When the Southern European Observatory reported the discovery of "the most Earth-like planet" yet outside the solar system -- orbiting a red dwarf star named Gliese 581 -- DarkSyde posted about it on Daily Kos three days later, on April 28. Of course, he needed a shot of its surface, and so he asked me to jump in the spaceship equipped with the camera of my imagination.
In this artist’s conception courtesy of our own Karen Wehrstein, the sun would never move as seen from the surface of a tidally-locked world, but the sky is an ever-changing show greater than any on earth. Observational data and theoretical models suggest that stars like Gliese 581 might have a dynamic, granular surface and sport enormous starspots. It could be engulfed in perpetual solar storms, seen here as faint plasma arcs and visible surface flares. The star is shown as it might appear above a hypothetical waterworld’s horizon from just sunward of the terminator, distorted and dimmed through a blanket of CO2 five times thicker than our own atmosphere. With less than 7 million miles separating star and planet, Gliese’s solar wind easily plows through the planet’s (presumed) weak magnetic field and slams into the upper atmosphere to produce brilliant displays. Shimmering cascades of what on earth might be called colorful sprites, blue jets, and dazzling aurora mingle so completely with high, wispy clouds as to be virtually indistinguishable. Fat cumulus clouds hang low over the water eerily backlit by the brooding red-dwarf.

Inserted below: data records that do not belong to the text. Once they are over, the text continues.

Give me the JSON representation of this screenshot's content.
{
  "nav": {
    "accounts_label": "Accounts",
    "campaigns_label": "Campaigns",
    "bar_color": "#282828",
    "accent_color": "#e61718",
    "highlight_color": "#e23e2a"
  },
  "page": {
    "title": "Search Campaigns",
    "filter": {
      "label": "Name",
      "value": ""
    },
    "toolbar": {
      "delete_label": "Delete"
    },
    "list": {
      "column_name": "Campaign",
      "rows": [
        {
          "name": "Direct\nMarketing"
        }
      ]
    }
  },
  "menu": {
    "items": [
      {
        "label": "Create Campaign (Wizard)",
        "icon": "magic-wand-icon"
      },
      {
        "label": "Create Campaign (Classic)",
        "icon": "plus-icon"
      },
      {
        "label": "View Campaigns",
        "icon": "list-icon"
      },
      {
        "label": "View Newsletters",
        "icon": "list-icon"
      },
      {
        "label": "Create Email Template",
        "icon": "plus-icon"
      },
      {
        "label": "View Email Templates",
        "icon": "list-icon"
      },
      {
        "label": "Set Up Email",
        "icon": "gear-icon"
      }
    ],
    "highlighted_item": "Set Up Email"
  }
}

One lone iceberg represents the assumed many which calve off from the great unseen ice-sheet dominating the planet’s dark side and drift slowly to their eventual destruction on global currents through a deep, planetary ocean of carbonated water. High overhead the barest hint of shorter wavelengths are scattered by the thick air, coloring the zenith a deep twilight blue. Could life evolve in such an alien environment?
But that's only how the daylit half of the planet looks. Please, DarkSyde asked guiltily, half-hiding, could I do one of the night side, too?
He knows darn well what drives me. It's wondering, "What would that look like?"
But part of the fun of this work is the extracurricular activity. Let's pretend the watery planet has a breathable and not-too-cold atmosphere, and certain people are younger again, for this next picture -- triggered by my own comment to DarkSyde that the planet boasts the "galaxy's biggest skating rink."
Eerily lit by the brilliant auroras of a distant world, British ice-dance legends Jane Torvill and Christopher Dean perform their classic Olympic-gold-medal-winning routine to the music of Ravel's Bolero (video). No need to worry that they'll fall through the ice as it's scores of miles thick; however, they've had to undertake a gruelling regimen of extra conditioning to perform with their characteristic grace -- in gravity twice as strong as Earth's.